Testif-i is a storytelling platform that highlights the lived experiences of formerly incarcerated women and their families, whose stories are often left unheard due to the systemic discrimination that they face. The initiative aims to change the narrative about mass incarceration while focusing on women’s experiences in particular. As the Sentencing Project notes, women are the fastest-growing segment of the prison population. In spite of this, stories about men tend to dominate national conversations, so Testif-i seeks to rectify that.
As a Testif-i participant, Evie expressed her passion for transforming the pain of her past into purpose. She vividly described the inhumane nature of her incarceration, during which she gave birth under degrading conditions. After incarceration, Evie made great strides in her personal and professional life. Evie became a resident at A New Way of Life, and then later accepted a position in our Administrative Department. She dreams of one day opening her own SAFE House, just like Ms. Susan Burton, whose story inspired her when she first read her memoir in prison.
The Black–Still installation at Craft Contemporary provided a tranquil space for sharing Evie’s story and the struggles that many formerly incarcerated women and their families face. With cool mist providing respite from a hot summer day, and with the walls drowning out the sounds of a bustling Los Angeles city street, the space invited reflection from the attendees.
This exhibit stands out as even more important in the context of a country that often does not offer any support for the 1.9 million women released from prisons and jails each year or their families.
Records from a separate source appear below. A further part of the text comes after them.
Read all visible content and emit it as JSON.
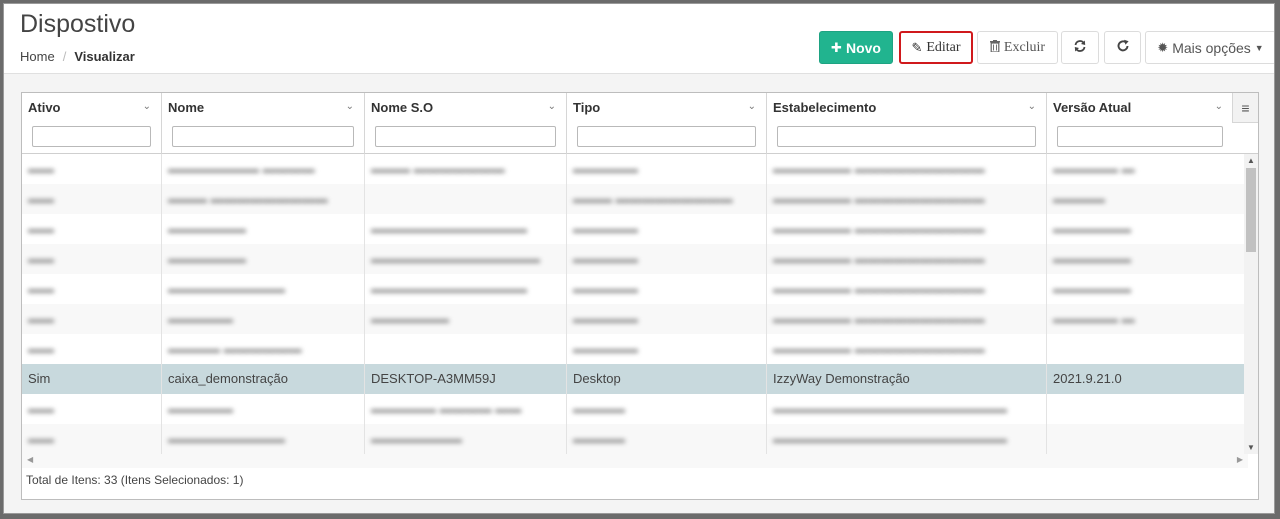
{
  "page": {
    "title": "Dispostivo"
  },
  "breadcrumb": {
    "home": "Home",
    "separator": "/",
    "current": "Visualizar"
  },
  "toolbar": {
    "novo": "Novo",
    "editar": "Editar",
    "excluir": "Excluir",
    "mais": "Mais opções"
  },
  "columns": [
    "Ativo",
    "Nome",
    "Nome S.O",
    "Tipo",
    "Estabelecimento",
    "Versão Atual"
  ],
  "rows": [
    [
      "Sim",
      "caixa_demonstração",
      "DESKTOP-A3MM59J",
      "Desktop",
      "IzzyWay Demonstração",
      "2021.9.21.0"
    ]
  ],
  "footer": {
    "summary": "Total de Itens: 33 (Itens Selecionados: 1)"
  },
  "colors": {
    "accent": "#21b48f",
    "selected_row": "#c8d9dd",
    "highlight_border": "#d0191c"
  }
}
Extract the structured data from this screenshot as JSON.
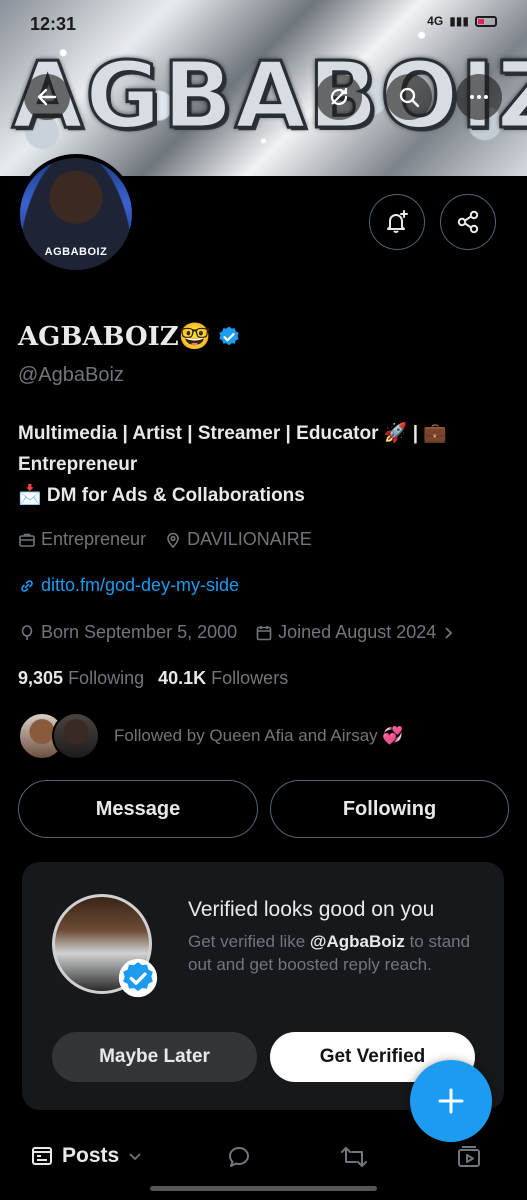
{
  "status_bar": {
    "time": "12:31",
    "network": "4G"
  },
  "banner": {
    "word": "AGBABOIZ"
  },
  "header": {
    "back_icon": "back-arrow-icon",
    "refresh_icon": "refresh-icon",
    "search_icon": "search-icon",
    "more_icon": "more-icon"
  },
  "avatar": {
    "shirt_text": "AGBABOIZ"
  },
  "profile": {
    "name": "AGBABOIZ🤓",
    "handle": "@AgbaBoiz",
    "bio_line1": "Multimedia | Artist | Streamer | Educator 🚀 | 💼",
    "bio_line2": "Entrepreneur",
    "bio_line3": "📩 DM for Ads & Collaborations",
    "category": "Entrepreneur",
    "location": "DAVILIONAIRE",
    "website": "ditto.fm/god-dey-my-side",
    "born": "Born September 5, 2000",
    "joined": "Joined August 2024",
    "following_count": "9,305",
    "following_label": "Following",
    "followers_count": "40.1K",
    "followers_label": "Followers",
    "followed_by": "Followed by Queen Afia and Airsay 💞"
  },
  "buttons": {
    "message": "Message",
    "following": "Following"
  },
  "verify_card": {
    "title": "Verified looks good on you",
    "sub_prefix": "Get verified like ",
    "sub_handle": "@AgbaBoiz",
    "sub_suffix": " to stand out and get boosted reply reach.",
    "maybe_later": "Maybe Later",
    "get_verified": "Get Verified"
  },
  "tabs": {
    "posts": "Posts"
  },
  "colors": {
    "accent": "#1d9bf0",
    "background": "#000000",
    "card": "#16181c",
    "muted": "#71767b"
  }
}
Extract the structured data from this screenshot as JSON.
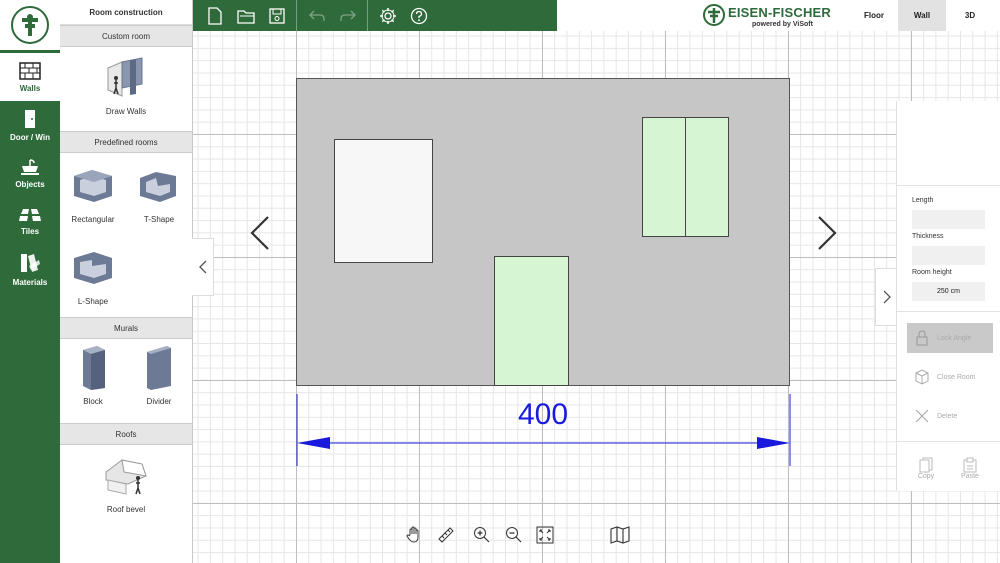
{
  "colors": {
    "brand_green": "#2e6a3a",
    "wall_fill": "#c6c6c6",
    "opening_green": "#d6f5d3",
    "dimension_blue": "#1a1adf"
  },
  "rail": {
    "items": [
      {
        "label": "Walls",
        "icon": "walls-icon"
      },
      {
        "label": "Door / Win",
        "icon": "door-icon"
      },
      {
        "label": "Objects",
        "icon": "objects-icon"
      },
      {
        "label": "Tiles",
        "icon": "tiles-icon"
      },
      {
        "label": "Materials",
        "icon": "materials-icon"
      }
    ]
  },
  "catalog": {
    "title": "Room construction",
    "sections": [
      {
        "header": "Custom room",
        "items": [
          "Draw Walls"
        ]
      },
      {
        "header": "Predefined rooms",
        "items": [
          "Rectangular",
          "T-Shape",
          "L-Shape"
        ]
      },
      {
        "header": "Murals",
        "items": [
          "Block",
          "Divider"
        ]
      },
      {
        "header": "Roofs",
        "items": [
          "Roof bevel"
        ]
      }
    ]
  },
  "toolbar": {
    "icons": [
      "new-file-icon",
      "open-folder-icon",
      "save-icon",
      "undo-icon",
      "redo-icon",
      "settings-icon",
      "help-icon"
    ]
  },
  "brand": {
    "name": "EISEN-FISCHER",
    "subtitle": "powered by ViSoft"
  },
  "view_tabs": [
    {
      "label": "Floor",
      "active": false
    },
    {
      "label": "Wall",
      "active": true
    },
    {
      "label": "3D",
      "active": false
    }
  ],
  "canvas": {
    "dimension_value": "400"
  },
  "properties": {
    "length_label": "Length",
    "length_value": "",
    "thickness_label": "Thickness",
    "thickness_value": "",
    "room_height_label": "Room height",
    "room_height_value": "250 cm",
    "lock_angle": "Lock Angle",
    "close_room": "Close Room",
    "delete": "Delete",
    "copy": "Copy",
    "paste": "Paste"
  },
  "bottom_tools": [
    "pan-hand-icon",
    "measure-ruler-icon",
    "zoom-in-icon",
    "zoom-out-icon",
    "fit-view-icon",
    "map-icon"
  ]
}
Community-based initiatives like Testif-I and Black–Still will continue to serve critical roles of providing marginalized communities with platforms for sharing their stories and changing unjust systems.